## EXERCISE BRIEF
Report each line from the listing that the string "pages" appears in.

## INFORMATION SHOWN
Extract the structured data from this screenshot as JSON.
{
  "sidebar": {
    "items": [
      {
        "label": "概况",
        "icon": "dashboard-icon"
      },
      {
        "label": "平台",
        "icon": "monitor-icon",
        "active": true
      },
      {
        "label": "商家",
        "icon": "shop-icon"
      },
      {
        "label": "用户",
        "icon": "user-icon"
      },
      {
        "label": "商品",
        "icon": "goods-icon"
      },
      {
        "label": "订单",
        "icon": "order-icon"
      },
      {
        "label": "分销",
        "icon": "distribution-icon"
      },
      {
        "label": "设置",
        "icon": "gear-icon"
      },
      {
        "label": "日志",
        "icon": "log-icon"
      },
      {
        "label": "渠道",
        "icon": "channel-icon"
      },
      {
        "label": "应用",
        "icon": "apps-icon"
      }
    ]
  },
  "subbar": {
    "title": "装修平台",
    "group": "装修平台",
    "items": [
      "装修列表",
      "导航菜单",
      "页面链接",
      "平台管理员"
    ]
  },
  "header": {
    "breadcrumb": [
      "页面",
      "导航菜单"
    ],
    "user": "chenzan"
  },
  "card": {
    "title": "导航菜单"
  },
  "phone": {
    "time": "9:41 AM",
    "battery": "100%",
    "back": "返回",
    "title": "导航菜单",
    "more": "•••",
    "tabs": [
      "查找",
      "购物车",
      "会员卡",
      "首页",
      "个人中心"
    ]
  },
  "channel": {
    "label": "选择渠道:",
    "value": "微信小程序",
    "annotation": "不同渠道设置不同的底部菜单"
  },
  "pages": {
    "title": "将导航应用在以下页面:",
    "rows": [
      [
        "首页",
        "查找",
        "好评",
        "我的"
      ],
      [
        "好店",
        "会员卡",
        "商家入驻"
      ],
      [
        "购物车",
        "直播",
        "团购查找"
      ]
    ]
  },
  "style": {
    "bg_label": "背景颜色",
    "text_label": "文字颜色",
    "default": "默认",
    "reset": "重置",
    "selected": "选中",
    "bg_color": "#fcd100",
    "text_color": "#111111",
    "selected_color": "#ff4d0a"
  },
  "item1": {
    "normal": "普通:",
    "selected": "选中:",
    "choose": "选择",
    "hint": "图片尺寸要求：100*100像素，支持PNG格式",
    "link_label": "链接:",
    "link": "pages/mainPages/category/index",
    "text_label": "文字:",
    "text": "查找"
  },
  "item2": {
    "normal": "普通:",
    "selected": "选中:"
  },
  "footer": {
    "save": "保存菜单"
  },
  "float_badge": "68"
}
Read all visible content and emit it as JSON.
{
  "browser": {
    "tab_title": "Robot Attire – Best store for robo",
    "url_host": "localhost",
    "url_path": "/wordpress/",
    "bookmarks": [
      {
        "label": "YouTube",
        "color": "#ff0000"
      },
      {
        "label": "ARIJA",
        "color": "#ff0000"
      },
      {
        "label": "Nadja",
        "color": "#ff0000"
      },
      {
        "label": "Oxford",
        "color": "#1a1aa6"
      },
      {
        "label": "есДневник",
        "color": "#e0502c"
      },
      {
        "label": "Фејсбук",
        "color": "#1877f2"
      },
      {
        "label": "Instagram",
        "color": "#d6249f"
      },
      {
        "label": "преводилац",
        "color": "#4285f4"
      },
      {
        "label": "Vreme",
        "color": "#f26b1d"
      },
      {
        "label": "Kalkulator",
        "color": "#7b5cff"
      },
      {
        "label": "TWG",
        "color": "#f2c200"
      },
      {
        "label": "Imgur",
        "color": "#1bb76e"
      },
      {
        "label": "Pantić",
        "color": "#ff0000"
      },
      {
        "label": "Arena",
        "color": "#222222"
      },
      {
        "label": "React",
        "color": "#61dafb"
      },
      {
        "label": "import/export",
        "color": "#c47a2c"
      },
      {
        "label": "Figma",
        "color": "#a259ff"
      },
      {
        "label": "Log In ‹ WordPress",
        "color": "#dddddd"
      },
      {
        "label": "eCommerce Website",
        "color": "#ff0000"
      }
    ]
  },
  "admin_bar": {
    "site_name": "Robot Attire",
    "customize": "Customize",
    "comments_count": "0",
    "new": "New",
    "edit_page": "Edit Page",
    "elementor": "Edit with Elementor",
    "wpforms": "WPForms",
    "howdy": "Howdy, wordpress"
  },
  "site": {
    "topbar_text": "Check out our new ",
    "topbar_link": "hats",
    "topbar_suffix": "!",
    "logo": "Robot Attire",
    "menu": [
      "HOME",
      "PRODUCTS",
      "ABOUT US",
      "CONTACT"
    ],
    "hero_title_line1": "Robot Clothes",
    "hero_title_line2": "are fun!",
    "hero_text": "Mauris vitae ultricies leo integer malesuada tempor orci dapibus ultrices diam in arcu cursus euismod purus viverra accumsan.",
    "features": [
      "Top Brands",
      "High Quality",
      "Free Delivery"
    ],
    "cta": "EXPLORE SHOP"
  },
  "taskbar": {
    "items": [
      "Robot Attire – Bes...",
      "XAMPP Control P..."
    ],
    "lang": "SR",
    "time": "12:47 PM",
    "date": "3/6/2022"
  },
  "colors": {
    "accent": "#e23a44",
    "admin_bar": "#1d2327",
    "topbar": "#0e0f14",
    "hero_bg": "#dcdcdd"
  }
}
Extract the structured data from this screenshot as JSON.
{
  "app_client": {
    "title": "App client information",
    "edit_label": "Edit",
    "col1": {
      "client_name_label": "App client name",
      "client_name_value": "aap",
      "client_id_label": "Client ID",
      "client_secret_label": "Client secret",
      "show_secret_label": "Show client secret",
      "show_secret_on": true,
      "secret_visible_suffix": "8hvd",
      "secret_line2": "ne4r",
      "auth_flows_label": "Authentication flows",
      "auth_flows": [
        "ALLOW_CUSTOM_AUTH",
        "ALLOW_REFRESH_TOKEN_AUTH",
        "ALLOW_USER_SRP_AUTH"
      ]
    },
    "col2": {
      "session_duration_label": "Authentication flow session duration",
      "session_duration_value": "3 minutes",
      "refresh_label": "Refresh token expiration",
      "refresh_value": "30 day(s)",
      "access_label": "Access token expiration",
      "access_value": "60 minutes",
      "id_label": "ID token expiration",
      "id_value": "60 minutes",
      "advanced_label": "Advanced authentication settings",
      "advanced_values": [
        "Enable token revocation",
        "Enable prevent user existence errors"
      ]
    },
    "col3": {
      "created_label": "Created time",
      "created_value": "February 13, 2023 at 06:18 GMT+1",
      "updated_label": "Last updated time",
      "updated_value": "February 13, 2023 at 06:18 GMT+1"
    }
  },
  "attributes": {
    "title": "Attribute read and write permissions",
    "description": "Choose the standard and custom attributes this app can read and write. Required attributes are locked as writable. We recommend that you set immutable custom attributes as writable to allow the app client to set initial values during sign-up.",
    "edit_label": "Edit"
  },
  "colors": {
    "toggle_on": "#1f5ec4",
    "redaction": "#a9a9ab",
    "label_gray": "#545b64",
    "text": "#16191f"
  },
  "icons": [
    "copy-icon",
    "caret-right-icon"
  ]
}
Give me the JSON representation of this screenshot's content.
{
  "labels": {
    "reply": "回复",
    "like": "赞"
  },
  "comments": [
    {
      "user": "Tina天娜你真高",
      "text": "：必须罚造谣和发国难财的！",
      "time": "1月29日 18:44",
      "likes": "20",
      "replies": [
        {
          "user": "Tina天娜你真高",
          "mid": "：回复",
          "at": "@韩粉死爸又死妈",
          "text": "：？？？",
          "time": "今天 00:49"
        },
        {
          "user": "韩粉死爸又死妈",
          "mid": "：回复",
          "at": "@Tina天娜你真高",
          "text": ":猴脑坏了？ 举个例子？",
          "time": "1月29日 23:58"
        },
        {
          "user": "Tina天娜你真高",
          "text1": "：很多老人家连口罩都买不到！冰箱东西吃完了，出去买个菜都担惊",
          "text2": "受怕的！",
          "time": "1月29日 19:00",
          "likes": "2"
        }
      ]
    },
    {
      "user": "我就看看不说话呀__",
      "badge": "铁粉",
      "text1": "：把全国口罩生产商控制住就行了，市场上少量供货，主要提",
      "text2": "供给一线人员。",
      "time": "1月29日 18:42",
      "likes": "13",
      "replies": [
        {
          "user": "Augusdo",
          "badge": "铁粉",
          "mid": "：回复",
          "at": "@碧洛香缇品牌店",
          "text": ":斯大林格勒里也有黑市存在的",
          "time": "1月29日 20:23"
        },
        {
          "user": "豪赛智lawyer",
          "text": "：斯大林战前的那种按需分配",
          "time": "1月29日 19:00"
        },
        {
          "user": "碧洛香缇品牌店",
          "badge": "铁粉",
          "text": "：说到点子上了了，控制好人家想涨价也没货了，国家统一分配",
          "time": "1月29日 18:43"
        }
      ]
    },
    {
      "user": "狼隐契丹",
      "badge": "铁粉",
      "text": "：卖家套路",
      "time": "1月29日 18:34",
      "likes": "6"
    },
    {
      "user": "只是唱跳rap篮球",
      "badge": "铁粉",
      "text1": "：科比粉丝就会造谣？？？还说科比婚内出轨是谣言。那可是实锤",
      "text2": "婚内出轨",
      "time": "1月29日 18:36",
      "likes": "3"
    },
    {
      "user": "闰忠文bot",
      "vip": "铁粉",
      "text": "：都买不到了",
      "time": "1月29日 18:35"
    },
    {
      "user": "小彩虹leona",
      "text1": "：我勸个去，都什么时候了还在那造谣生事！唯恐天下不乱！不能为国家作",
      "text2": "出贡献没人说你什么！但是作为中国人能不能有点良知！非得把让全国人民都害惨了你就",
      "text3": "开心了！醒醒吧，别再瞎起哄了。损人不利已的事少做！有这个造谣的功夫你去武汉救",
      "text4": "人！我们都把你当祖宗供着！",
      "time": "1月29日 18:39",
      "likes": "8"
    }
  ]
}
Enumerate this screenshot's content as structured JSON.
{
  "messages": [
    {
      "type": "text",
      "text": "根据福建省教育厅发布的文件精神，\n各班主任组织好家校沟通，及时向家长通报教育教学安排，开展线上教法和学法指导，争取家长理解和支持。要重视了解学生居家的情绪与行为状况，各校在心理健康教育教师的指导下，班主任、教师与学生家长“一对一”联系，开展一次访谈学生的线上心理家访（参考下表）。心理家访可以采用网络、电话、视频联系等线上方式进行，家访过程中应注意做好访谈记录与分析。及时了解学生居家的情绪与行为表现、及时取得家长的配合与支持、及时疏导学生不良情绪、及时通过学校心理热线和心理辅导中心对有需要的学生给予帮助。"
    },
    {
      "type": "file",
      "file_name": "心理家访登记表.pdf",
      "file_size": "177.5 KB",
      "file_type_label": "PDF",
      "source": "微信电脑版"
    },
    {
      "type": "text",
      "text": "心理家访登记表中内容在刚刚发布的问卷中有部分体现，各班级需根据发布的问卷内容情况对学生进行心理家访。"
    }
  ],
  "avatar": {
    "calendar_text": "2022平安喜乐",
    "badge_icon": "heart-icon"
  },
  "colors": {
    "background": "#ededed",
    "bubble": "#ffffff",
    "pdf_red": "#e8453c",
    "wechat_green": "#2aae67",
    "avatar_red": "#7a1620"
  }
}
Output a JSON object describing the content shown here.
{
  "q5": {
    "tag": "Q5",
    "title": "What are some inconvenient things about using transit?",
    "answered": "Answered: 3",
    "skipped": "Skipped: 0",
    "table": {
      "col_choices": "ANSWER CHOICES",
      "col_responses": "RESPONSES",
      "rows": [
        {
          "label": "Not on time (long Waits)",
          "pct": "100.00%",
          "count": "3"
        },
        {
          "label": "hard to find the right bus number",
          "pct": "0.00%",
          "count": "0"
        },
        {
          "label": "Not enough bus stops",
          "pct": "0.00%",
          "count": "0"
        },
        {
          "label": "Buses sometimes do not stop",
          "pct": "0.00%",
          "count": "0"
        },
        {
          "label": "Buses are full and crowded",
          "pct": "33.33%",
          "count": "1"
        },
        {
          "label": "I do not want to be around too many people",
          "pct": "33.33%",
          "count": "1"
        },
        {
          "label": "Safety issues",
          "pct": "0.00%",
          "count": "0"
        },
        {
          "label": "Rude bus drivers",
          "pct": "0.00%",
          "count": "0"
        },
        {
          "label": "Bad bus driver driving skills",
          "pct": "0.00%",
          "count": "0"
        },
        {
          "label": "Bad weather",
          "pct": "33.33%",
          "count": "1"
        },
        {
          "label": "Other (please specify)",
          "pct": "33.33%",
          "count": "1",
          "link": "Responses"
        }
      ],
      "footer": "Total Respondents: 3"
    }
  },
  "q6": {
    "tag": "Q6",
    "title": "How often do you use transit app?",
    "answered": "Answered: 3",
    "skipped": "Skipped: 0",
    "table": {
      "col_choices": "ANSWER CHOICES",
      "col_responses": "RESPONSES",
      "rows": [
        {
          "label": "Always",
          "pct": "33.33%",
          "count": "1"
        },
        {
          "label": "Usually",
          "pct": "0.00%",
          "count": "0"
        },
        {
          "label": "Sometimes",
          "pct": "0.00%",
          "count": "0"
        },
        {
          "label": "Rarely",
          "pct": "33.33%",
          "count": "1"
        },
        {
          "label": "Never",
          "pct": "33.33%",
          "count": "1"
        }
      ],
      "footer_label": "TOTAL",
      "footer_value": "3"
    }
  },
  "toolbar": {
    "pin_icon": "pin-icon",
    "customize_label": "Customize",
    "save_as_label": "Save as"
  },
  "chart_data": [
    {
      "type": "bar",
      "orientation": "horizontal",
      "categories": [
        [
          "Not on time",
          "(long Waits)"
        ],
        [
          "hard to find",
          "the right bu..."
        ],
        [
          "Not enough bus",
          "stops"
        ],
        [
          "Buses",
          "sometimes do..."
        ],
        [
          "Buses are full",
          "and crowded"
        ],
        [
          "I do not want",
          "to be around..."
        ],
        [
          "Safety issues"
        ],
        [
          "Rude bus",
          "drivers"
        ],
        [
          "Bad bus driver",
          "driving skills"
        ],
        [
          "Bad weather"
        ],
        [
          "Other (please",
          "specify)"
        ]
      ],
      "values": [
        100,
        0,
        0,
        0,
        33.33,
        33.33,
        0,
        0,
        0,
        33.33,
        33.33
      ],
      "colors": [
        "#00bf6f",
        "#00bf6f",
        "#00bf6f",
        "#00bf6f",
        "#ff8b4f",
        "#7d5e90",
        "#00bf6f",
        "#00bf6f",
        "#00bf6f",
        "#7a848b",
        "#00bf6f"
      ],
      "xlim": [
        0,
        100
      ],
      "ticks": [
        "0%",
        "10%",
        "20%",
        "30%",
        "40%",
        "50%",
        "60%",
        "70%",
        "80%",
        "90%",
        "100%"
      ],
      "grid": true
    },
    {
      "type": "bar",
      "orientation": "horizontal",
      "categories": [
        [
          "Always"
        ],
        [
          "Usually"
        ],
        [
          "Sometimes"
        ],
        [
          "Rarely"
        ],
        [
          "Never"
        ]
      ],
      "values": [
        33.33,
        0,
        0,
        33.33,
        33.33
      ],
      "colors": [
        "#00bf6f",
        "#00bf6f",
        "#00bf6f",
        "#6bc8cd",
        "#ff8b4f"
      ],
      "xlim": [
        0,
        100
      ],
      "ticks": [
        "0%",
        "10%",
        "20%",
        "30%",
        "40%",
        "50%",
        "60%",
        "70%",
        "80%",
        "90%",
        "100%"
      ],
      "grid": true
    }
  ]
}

## RESULT OF THE EXERCISE
  "pages": {
    "link": "pages/mainPages/category/index",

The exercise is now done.